- 2006. Ph.D. Biological Science, Florida International University
- 2001. BS. Biology, minors in Chemistry and Philosophy, Elon University
Joshua D. Voss is an Assistant Research Professor in the Robertson Coral Reef Program at Harbor Branch with 9 years of experience in coral reef ecology, focusing on coral health and the environmental factors that influence coral degradation in the wider Caribbean. His research integrates experimental and field monitoring approaches with advanced molecular techniques to understand the short- and long-term effects of stress and disease on coral physiology and ecology. The overarching goal of this work is to understand and predict the patterns and mechanisms of disease impact on corals in order to facilitate informed, effective management decisions for conserving coral ecosystems. For example, Voss’s research has demonstrated that excess nutrient availability can exacerbate black band disease severity and increase rates of host coral tissue loss.
Voss has completed over 700 scientific dives primarily in the Bahamas, Florida Keys, and Dry Tortugas with additional investigations in Panama, Curacao, Bonaire, Dominica, USVI, and St. Eustatius. He previously held visiting appointments as a Smithsonian Tropical Research Institute Fellow in Panama and as a Perry Institute for Marine Science Research Fellow in the Bahamas, where he continues biannual research expeditions. Voss currently serves as co-PI on the Florida Keys National Marine Sanctuary Annual Coral Condition Cruise and as an instructor in the FAU Biology Department, HBOI Semester by the Sea Program, and Science Under Sail.

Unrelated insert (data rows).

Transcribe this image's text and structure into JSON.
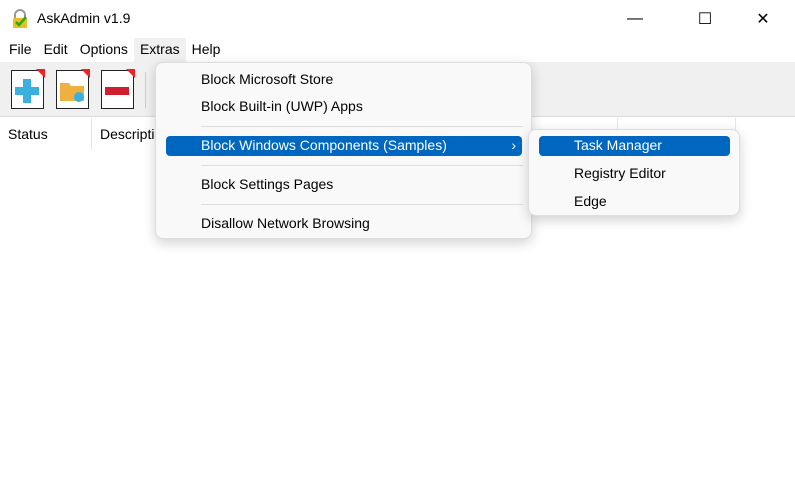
{
  "window": {
    "title": "AskAdmin v1.9",
    "minimize": "—",
    "maximize": "☐",
    "close": "✕"
  },
  "menubar": [
    "File",
    "Edit",
    "Options",
    "Extras",
    "Help"
  ],
  "toolbar": [
    {
      "icon": "add-icon"
    },
    {
      "icon": "add-folder-icon"
    },
    {
      "icon": "remove-icon"
    }
  ],
  "columns": [
    "Status",
    "Description"
  ],
  "extras_menu": {
    "items": [
      "Block Microsoft Store",
      "Block Built-in (UWP) Apps",
      "Block Windows Components (Samples)",
      "Block Settings Pages",
      "Disallow Network Browsing"
    ],
    "submenu_arrow": "›"
  },
  "submenu": [
    "Task Manager",
    "Registry Editor",
    "Edge"
  ],
  "colors": {
    "highlight": "#0067c0"
  }
}
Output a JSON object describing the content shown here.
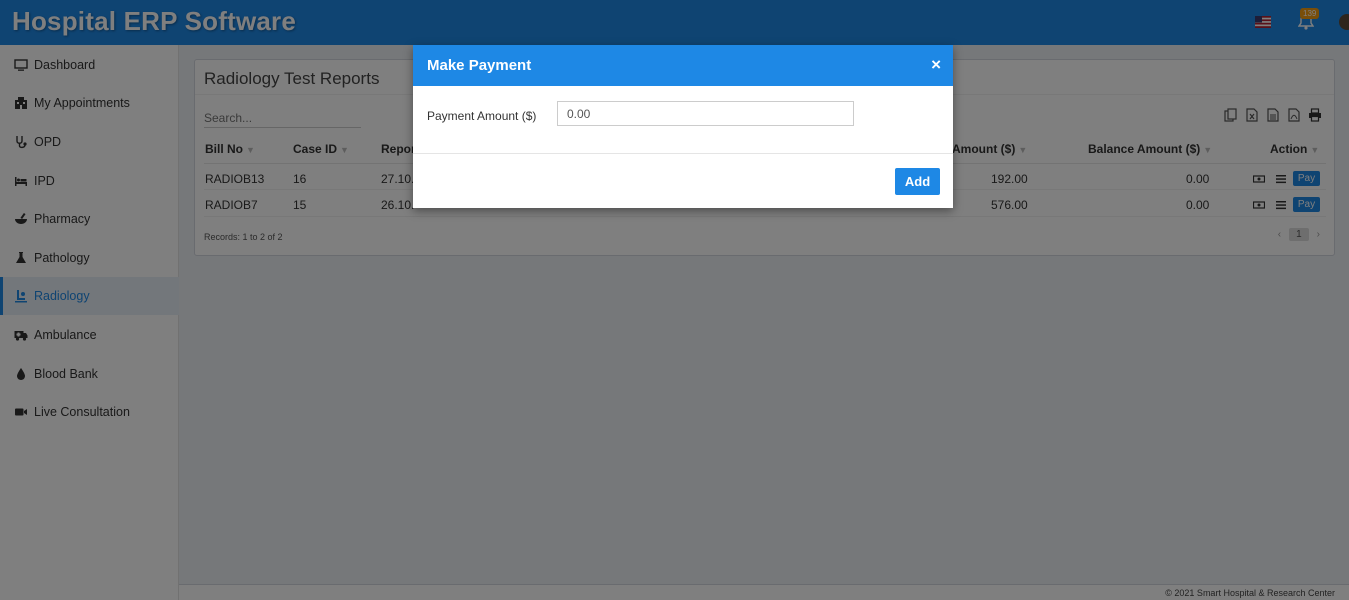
{
  "header": {
    "brand": "Hospital ERP Software",
    "notification_count": "139"
  },
  "sidebar": {
    "items": [
      {
        "label": "Dashboard",
        "icon": "desktop-icon"
      },
      {
        "label": "My Appointments",
        "icon": "hospital-icon"
      },
      {
        "label": "OPD",
        "icon": "stethoscope-icon"
      },
      {
        "label": "IPD",
        "icon": "bed-icon"
      },
      {
        "label": "Pharmacy",
        "icon": "mortar-pestle-icon"
      },
      {
        "label": "Pathology",
        "icon": "flask-icon"
      },
      {
        "label": "Radiology",
        "icon": "xray-icon",
        "active": true
      },
      {
        "label": "Ambulance",
        "icon": "ambulance-icon"
      },
      {
        "label": "Blood Bank",
        "icon": "tint-icon"
      },
      {
        "label": "Live Consultation",
        "icon": "video-icon"
      }
    ]
  },
  "panel": {
    "title": "Radiology Test Reports",
    "search_placeholder": "Search...",
    "columns": [
      "Bill No",
      "Case ID",
      "Repor",
      "Amount ($)",
      "Balance Amount ($)",
      "Action"
    ],
    "rows": [
      {
        "bill_no": "RADIOB13",
        "case_id": "16",
        "report_date": "27.10.",
        "amount": "192.00",
        "balance": "0.00",
        "pay_label": "Pay"
      },
      {
        "bill_no": "RADIOB7",
        "case_id": "15",
        "report_date": "26.10.",
        "amount": "576.00",
        "balance": "0.00",
        "pay_label": "Pay"
      }
    ],
    "records": "Records: 1 to 2 of 2",
    "page": "1"
  },
  "footer": {
    "text": "© 2021 Smart Hospital & Research Center"
  },
  "modal": {
    "title": "Make Payment",
    "close_label": "×",
    "field_label": "Payment Amount ($)",
    "field_value": "0.00",
    "add_label": "Add"
  },
  "colors": {
    "primary": "#1e88e5",
    "badge": "#f39c12"
  }
}
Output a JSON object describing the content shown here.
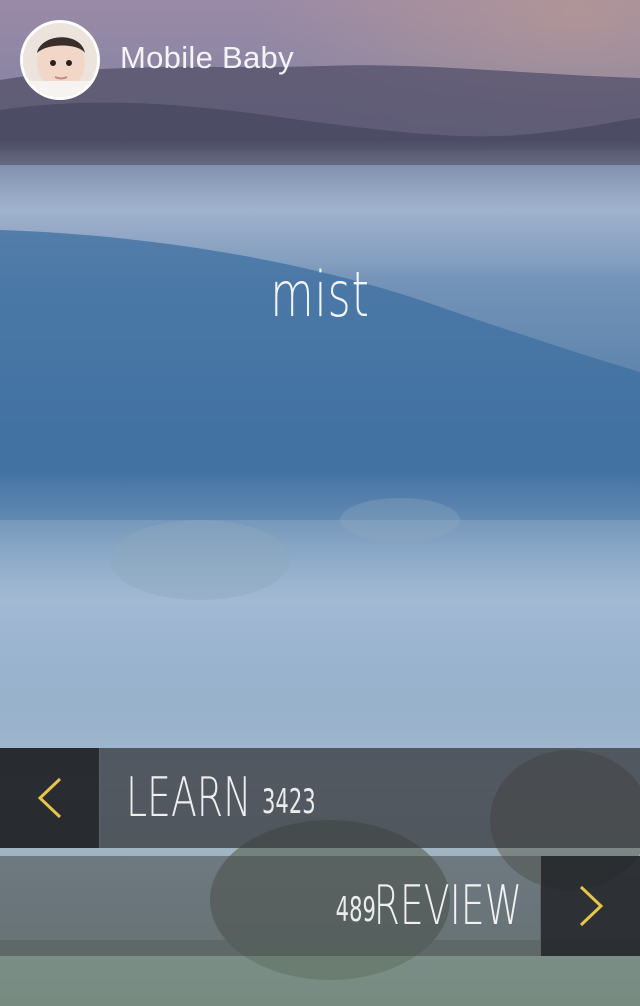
{
  "profile": {
    "name": "Mobile Baby",
    "avatar_icon": "baby-face-icon"
  },
  "card": {
    "word": "mist"
  },
  "learn": {
    "label": "LEARN",
    "count": "3423",
    "button_icon": "chevron-left-icon"
  },
  "review": {
    "label": "REVIEW",
    "count": "489",
    "button_icon": "chevron-right-icon"
  },
  "colors": {
    "accent": "#e8c548",
    "bar_dark": "#202226",
    "bar": "#3a3c40",
    "text": "#ffffff"
  }
}
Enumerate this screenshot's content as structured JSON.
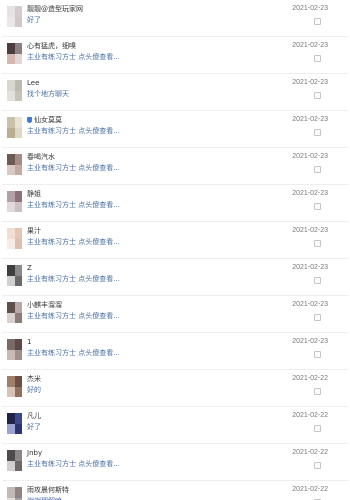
{
  "messages": [
    {
      "name": "靓靓@造型玩家网",
      "msg": "好了",
      "date": "2021-02-23",
      "avatar": [
        "#e7e2e2",
        "#d4cccc",
        "#ece7e7",
        "#cfc7c8"
      ]
    },
    {
      "name": "心有猛虎，细嗅",
      "msg": "主业有练习方士 点头傻查看...",
      "date": "2021-02-23",
      "avatar": [
        "#4a3d3d",
        "#8c7f80",
        "#d4b9b2",
        "#e0d6d5"
      ]
    },
    {
      "name": "Lee",
      "msg": "找个地方聊天",
      "date": "2021-02-23",
      "avatar": [
        "#d9d6d0",
        "#bfbab0",
        "#e4e1dc",
        "#c8c3ba"
      ]
    },
    {
      "name": "仙女莫莫",
      "msg": "主业有练习方士 点头傻查看...",
      "date": "2021-02-23",
      "vip": true,
      "avatar": [
        "#c9c1a9",
        "#e8e2d2",
        "#b9ae91",
        "#ded7c6"
      ]
    },
    {
      "name": "春喝汽水",
      "msg": "主业有练习方士 点头傻查看...",
      "date": "2021-02-23",
      "avatar": [
        "#6d5a55",
        "#a58d86",
        "#d8c9c4",
        "#c2aba4"
      ]
    },
    {
      "name": "静姐",
      "msg": "主业有练习方士 点头傻查看...",
      "date": "2021-02-23",
      "avatar": [
        "#b3a1a6",
        "#8d7179",
        "#e3d8da",
        "#cfbfc3"
      ]
    },
    {
      "name": "果汁",
      "msg": "主业有练习方士 点头傻查看...",
      "date": "2021-02-23",
      "avatar": [
        "#f2ddd2",
        "#e6c5b6",
        "#f7ebe5",
        "#dcbfb0"
      ]
    },
    {
      "name": "Z",
      "msg": "主业有练习方士 点头傻查看...",
      "date": "2021-02-23",
      "avatar": [
        "#3f3f3f",
        "#8a8a8a",
        "#cfcfcf",
        "#6a6a6a"
      ]
    },
    {
      "name": "小麒丰溜溜",
      "msg": "主业有练习方士 点头傻查看...",
      "date": "2021-02-23",
      "avatar": [
        "#5e4f4c",
        "#b6a8a6",
        "#d9cfcd",
        "#8c7b78"
      ]
    },
    {
      "name": "1",
      "msg": "主业有练习方士 点头傻查看...",
      "date": "2021-02-23",
      "avatar": [
        "#7a6a68",
        "#5a4a48",
        "#c9b9b7",
        "#a08f8d"
      ]
    },
    {
      "name": "杰米",
      "msg": "好的",
      "date": "2021-02-22",
      "avatar": [
        "#a07f6b",
        "#6b4f40",
        "#d6c2b6",
        "#8f7060"
      ]
    },
    {
      "name": "凡儿",
      "msg": "好了",
      "date": "2021-02-22",
      "avatar": [
        "#20224a",
        "#3c4a8c",
        "#9aa3cf",
        "#2d3470"
      ]
    },
    {
      "name": "Jnby",
      "msg": "主业有练习方士 点头傻查看...",
      "date": "2021-02-22",
      "avatar": [
        "#514a4a",
        "#8c8585",
        "#d3cfcf",
        "#6e6767"
      ]
    },
    {
      "name": "雨攻晨何斯特",
      "msg": "谢谢理解哈",
      "date": "2021-02-22",
      "avatar": [
        "#c2b8b6",
        "#8e8482",
        "#e4dfde",
        "#a99f9d"
      ]
    }
  ]
}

After growing up on the beaches of central Florida near Orlando, Voss attended Elon University in North Carolina and completed a B.S. in biology along with minors in philosophy and chemistry. He earned his Ph.D. at Florida International University in Miami, and was a member of the marine science faculty at Eckerd College in St. Petersburg before accepting his current position with HBOI at Florida Atlantic University.
Coral reef ecology, development of advanced molecular technologies with field-based ecological applications, molecular profiling of bacterial communities, marine conservation and management, integration within and among academic disciplines
Rogers C, Voss J, and 23 others. 2008. Coral Reefs of the U.S. Virgin Islands. In: Riegl B, Dodge R (eds) Coral Reefs of the United States of America. Springer, Berlin
Voss JD, Mills DK, Remily ER, Myers JL, Richardson LL. 2007. Black band disease microbial community variation on corals in three regions of the Wider Caribbean. Microbial Ecology 54:730-739
Richardson LL, Sekar R, Myers JL, Gantar M, Voss JD, Kaczmarsky L, Remily ER, Boyer GL, Zimba PV. 2007. The presence of the cyanobacterial toxin microcystin in black band disease of corals. FEMS Microbiology Letters 272: 182–187
Voss JD, Richardson LL. 2006. Nutrient enrichment enhances black band disease progression in corals. Coral Reefs 25: 569-576
Mills DK, Entry JA, Voss JD, Gillevet PM, Mathee K. 2006. An assessment of the hypervariable domains of the 16S rRNA genes for their value in determining microbial community diversity: the paradox of traditional ecological indices. FEMS Microbiology Ecology 57: 496-503
Sekar R, Mills DK, Remily ER, Voss JD, Richardson LL. 2006. Microbial communities in the surface mucopolysaccharide layer and the black band microbial mat of black band diseased Siderastrea siderea. Applied and Environmental Microbiology 72:5963-5973
Voss JD, Richardson LL. 2006. Coral diseases near Lee Stocking Island, Bahamas: patterns and potential drivers. Diseases of Aquatic Organisms 69:33-40
Richardson LL, Mills DK, Remily ER, Voss JD. 2005. Development and field application of a molecular probe for the primary pathogen of the coral disease white plague type II. Revista de Biologia Tropical 53:1-10
Richardson LL, Voss JD. 2005. Changes in a coral population on reefs of the northern Florida Keys following a coral disease epizootic. Marine Ecology Progress Series 297:147-156